New voting machines designed especially for handicapped voters are expected to arrive in time for the May 2, 2006, Spring Primary.
The cost, $161,875, will be advanced from riverboat revenue, and the money will be reimbursed by the state, said Harrison Circuit Clerk Sherry Brown.
The Harrison County Council recently approved the expenditure, but the decision at the Oct. 11 meeting wasn’t unanimous. Councilman Alvin Brown’s motion to approve the money, seconded by Ralph Sherman, passed 4-2, with Carl (Buck) Mathes and Chris Timberlake casting the opposing votes. Also voting in favor were Kenneth Saulman and Rhonda Rhoads.
Concern stems from the fact that the voters will use a touch-screen, as opposed to marking a printed ballot, which won’t be available should vote totals be challenged and a recount necessary. ‘There wouldn’t be a paper trail,’ said Mathes.
Also, if one of the machines breaks down on election day, there would be no readily accessible way to include those votes. And breakdowns are not uncommon with computerized equipment, Timberlake said.
The clerk said if a recount were necessary, the ADA machine will print out a receipt of the vote tally. ‘It won’t be in electronic form,’ she said. ‘It will have paper, but not individual ballots.’ She said she believes a company representative could access individual votes.
Other voting machines may be available that produce a paper trail, but those machines would not be compatible with the optic scanning machines which Harrison County already has, Brown said.
The ADA voting machine was selected by the three commissioners, Brown said. ‘I had three vendors go before the commissioners for them to decide; it was ultimately their decision.
‘It just made sense because none of the others would work with what we already have,’ said Brown, who is secretary of the Harrison County Election Board by virtue of her county office. Edith Davis, R-Corydon, and Edith Richards, D-New Salisbury, are the others on the board.

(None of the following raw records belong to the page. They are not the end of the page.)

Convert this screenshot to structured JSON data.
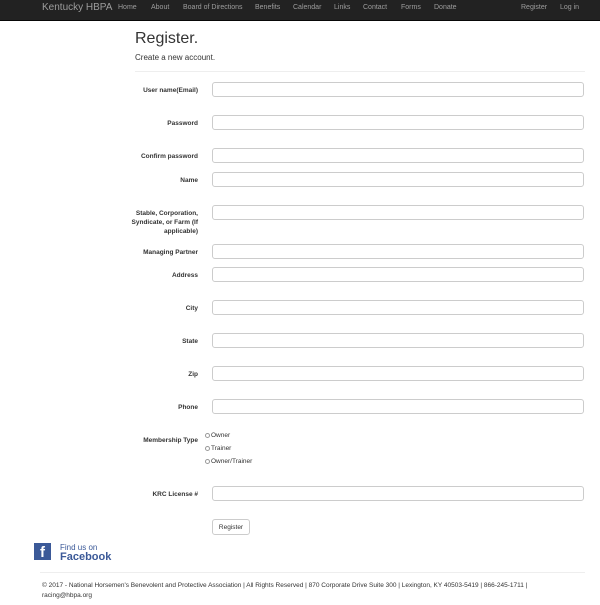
{
  "navbar": {
    "brand": "Kentucky HBPA",
    "links": [
      "Home",
      "About",
      "Board of Directions",
      "Benefits",
      "Calendar",
      "Links",
      "Contact",
      "Forms",
      "Donate"
    ],
    "right_links": [
      "Register",
      "Log in"
    ]
  },
  "page": {
    "title": "Register.",
    "subtitle": "Create a new account."
  },
  "form": {
    "fields": [
      {
        "label": "User name(Email)",
        "value": ""
      },
      {
        "label": "Password",
        "value": ""
      },
      {
        "label": "Confirm password",
        "value": ""
      },
      {
        "label": "Name",
        "value": ""
      },
      {
        "label": "Stable, Corporation, Syndicate, or Farm (If applicable)",
        "value": ""
      },
      {
        "label": "Managing Partner",
        "value": ""
      },
      {
        "label": "Address",
        "value": ""
      },
      {
        "label": "City",
        "value": ""
      },
      {
        "label": "State",
        "value": ""
      },
      {
        "label": "Zip",
        "value": ""
      },
      {
        "label": "Phone",
        "value": ""
      }
    ],
    "membership_label": "Membership Type",
    "membership_options": [
      "Owner",
      "Trainer",
      "Owner/Trainer"
    ],
    "krc_label": "KRC License #",
    "krc_value": "",
    "submit_label": "Register"
  },
  "facebook": {
    "line1": "Find us on",
    "line2": "Facebook",
    "logo_letter": "f"
  },
  "footer": {
    "text": "© 2017 - National Horsemen's Benevolent and Protective Association | All Rights Reserved | 870 Corporate Drive Suite 300 | Lexington, KY 40503-5419 | 866-245-1711 | racing@hbpa.org"
  }
}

The new machine will comply with the requirements of ADA (Americans with Disability Act) but the machines can be used by any voter.
In fact, others are encouraged to use the voting machine because if only one disabled person at a polling place uses the equipment to vote, his or her choices would be known.
Brown said screens will have large print accessible by touch and headphones for a blind person to wear to get instructions on using the touch screen. Braille is also available. Poll workers will require special training to assist disabled voters.
Up to $184,330 has been set aside by the state to purchase a machine for each of Harrison County’s 35 precincts, but some of those have shared polling places, so the current funding covers only 27 machines. Brown said she may return to the council to obtain the rest of the funds because otherwise, the funds will not be used by the state for anything else. The extra machines could be stored until needed, she suggested. As before, anyone with a disability who cannot travel to the polls to vote can ask for an absentee ballot or for a ‘traveling’ voting board to come to their residence. An application must be filed, which can be obtained from the clerk’s office. Call 738-4289 for a form or more information.